from the not-great,-bob dept
As was rumored late last week, the White House is, in fact, nominating Nathan Simington to the FCC, taking over the seat of of Mike O’Riely, whose nomination was withdrawn just days after O’Rielly expressed his strong support for the 1st Amendment and made it clear what he thought of idiots calling for the government to force websites to host content:
The First Amendment protects us from limits on speech imposed by the government?not private actors?and we should all reject demands, in the name of the First Amendment, for private actors to curate or publish speech in a certain way. Like it or not, the First Amendment?s protections apply to corporate entities, especially when they engage in editorial decision making. I shudder to think of a day in which the Fairness Doctrine could be reincarnated for the Internet, especially at the ironic behest of so-called free speech ?defenders.? It is time to stop allowing purveyors of First Amendment gibberish to claim they support more speech, when their actions make clear that they would actually curtail it through government action. These individuals demean and denigrate the values of our Constitution and must be held accountable for their doublespeak and dishonesty. This institution and its members have long been unwavering in defending the First Amendment, and it is the duty of each of us to continue to uphold this precious protection.
While there are many things we’ve disagreed with O’Rielly about, on this one, we agree 100%. And, the thanks he gets is effectively being fired by the President… and then replaced with someone who appears to believe the exact opposite.
Simington is apparently the guy who wrote the utterly nonsensical, blatantly unconstitutional Executive Order that President Trump signed after he got mad that Twitter placed two fact checking notices on his dangerous and misleading tweets.
Note the situation here. Twitter (and the rest of the internet) is now being punished for providing more speech. This is, of course, what people like Simington like to claim they support. But when it comes down to reality, they seem to want to just force the internet to host the speech of their friends, and never to do anything such as present counterarguments. On top of that, they wish to force private companies to host speech they do not support and do not believe in. All of this is unconstitutional.
Yet, now the author of this nonsense gets rewarded with a potential FCC Commissionership.

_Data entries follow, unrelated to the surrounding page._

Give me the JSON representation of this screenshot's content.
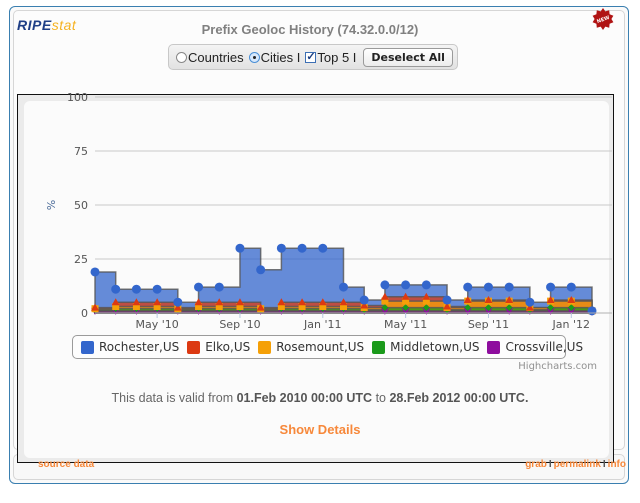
{
  "logo": {
    "ripe": "RIPE",
    "stat": "stat"
  },
  "badge": {
    "label": "NEW",
    "color": "#b01414"
  },
  "title": "Prefix Geoloc History (74.32.0.0/12)",
  "controls": {
    "countries_label": "Countries",
    "countries_selected": false,
    "cities_label": "Cities I",
    "cities_selected": true,
    "top5_label": "Top 5 I",
    "top5_checked": true,
    "checkmark": "✓",
    "deselect_label": "Deselect All"
  },
  "chart_data": {
    "type": "area",
    "stacked": true,
    "step": true,
    "title": "",
    "xlabel": "",
    "ylabel": "%",
    "ylim": [
      0,
      100
    ],
    "yticks": [
      "0",
      "25",
      "50",
      "75",
      "100"
    ],
    "xticks": [
      "May '10",
      "Sep '10",
      "Jan '11",
      "May '11",
      "Sep '11",
      "Jan '12"
    ],
    "xtick_months": [
      3,
      7,
      11,
      15,
      19,
      23
    ],
    "grid": true,
    "legend_position": "bottom-center",
    "x": [
      "Feb 2010",
      "Mar 2010",
      "Apr 2010",
      "May 2010",
      "Jun 2010",
      "Jul 2010",
      "Aug 2010",
      "Sep 2010",
      "Oct 2010",
      "Nov 2010",
      "Dec 2010",
      "Jan 2011",
      "Feb 2011",
      "Mar 2011",
      "Apr 2011",
      "May 2011",
      "Jun 2011",
      "Jul 2011",
      "Aug 2011",
      "Sep 2011",
      "Oct 2011",
      "Nov 2011",
      "Dec 2011",
      "Jan 2012",
      "Feb 2012"
    ],
    "series": [
      {
        "name": "Crossville,US",
        "color": "#8e0d9e",
        "marker": "triangle-down",
        "values": [
          1,
          1,
          1,
          1,
          1,
          1,
          1,
          1,
          1,
          1,
          1,
          1,
          1,
          1,
          1,
          1,
          1,
          1,
          1,
          1,
          1,
          1,
          1,
          1,
          0.5
        ]
      },
      {
        "name": "Middletown,US",
        "color": "#1b9a1b",
        "marker": "diamond",
        "values": [
          0.5,
          1,
          1,
          1,
          0.5,
          1,
          1,
          1,
          0.5,
          1,
          1,
          1,
          1,
          0.5,
          1.5,
          1.5,
          1.5,
          0.5,
          1.5,
          1.5,
          1.5,
          0.5,
          1.5,
          1.5,
          0.5
        ]
      },
      {
        "name": "Rosemount,US",
        "color": "#f5a007",
        "marker": "square",
        "values": [
          0.5,
          1,
          1,
          1,
          0.5,
          1,
          1,
          1,
          0.5,
          1,
          1,
          1,
          1,
          1,
          3,
          3,
          3,
          1,
          3,
          3,
          3,
          1,
          3,
          3,
          0
        ]
      },
      {
        "name": "Elko,US",
        "color": "#dc3912",
        "marker": "triangle",
        "values": [
          0.5,
          2,
          2,
          2,
          0.5,
          2,
          2,
          2,
          0.5,
          2,
          2,
          2,
          2,
          1,
          2,
          2,
          2,
          0.5,
          0.5,
          0.5,
          0.5,
          0,
          0.5,
          0.5,
          0
        ]
      },
      {
        "name": "Rochester,US",
        "color": "#3366cc",
        "marker": "circle",
        "values": [
          16.5,
          6,
          6,
          6,
          2.5,
          7,
          7,
          25,
          17.5,
          25,
          25,
          25,
          7,
          2.5,
          5.5,
          5.5,
          5.5,
          3,
          6,
          6,
          6,
          2.5,
          6,
          6,
          0
        ]
      }
    ]
  },
  "legend": [
    {
      "label": "Rochester,US",
      "color": "#3366cc"
    },
    {
      "label": "Elko,US",
      "color": "#dc3912"
    },
    {
      "label": "Rosemount,US",
      "color": "#f5a007"
    },
    {
      "label": "Middletown,US",
      "color": "#1b9a1b"
    },
    {
      "label": "Crossville,US",
      "color": "#8e0d9e"
    }
  ],
  "credits": "Highcharts.com",
  "validity": {
    "prefix": "This data is valid from ",
    "from": "01.Feb 2010 00:00 UTC",
    "middle": " to ",
    "to": "28.Feb 2012 00:00 UTC."
  },
  "show_details": "Show Details",
  "footer": {
    "source_data": "source data",
    "grab": "grab",
    "permalink": "permalink",
    "info": "info",
    "separator": "I"
  }
}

It’s not clear if the Senate would find the time to do confirmation hearings before the election, but there’s a decent chance that now rather than there being just one (Hi, Brendan Carr) FCC Commissioner who relishes using the power of the FCC to punish companies he doesn’t like, we’ll have two FCC Commissioners who have abandoned all pretenses that the Republican FCC Commissioners support the 1st Amendment and favor a “light touch” regulatory regime. They seem to only favor that for the telcos so many FCC Commissioners end up going to work for after leaving the FCC. For internet companies? They seem to think the opposite.
Considering Simington’s direct role in writing the executive order, and then working at NTIA while it crafted the petition for the current FCC review of Section 230, you would think that, should he actually be approved by the Senate, he should at the very least recuse himself from this particular matter. But, given this particular administration and their unwillingness to actually obey the law and follow the rules when it comes to “owning the libs” or whatever their motivation is, it wouldn’t surprise me to see him take part in any vote.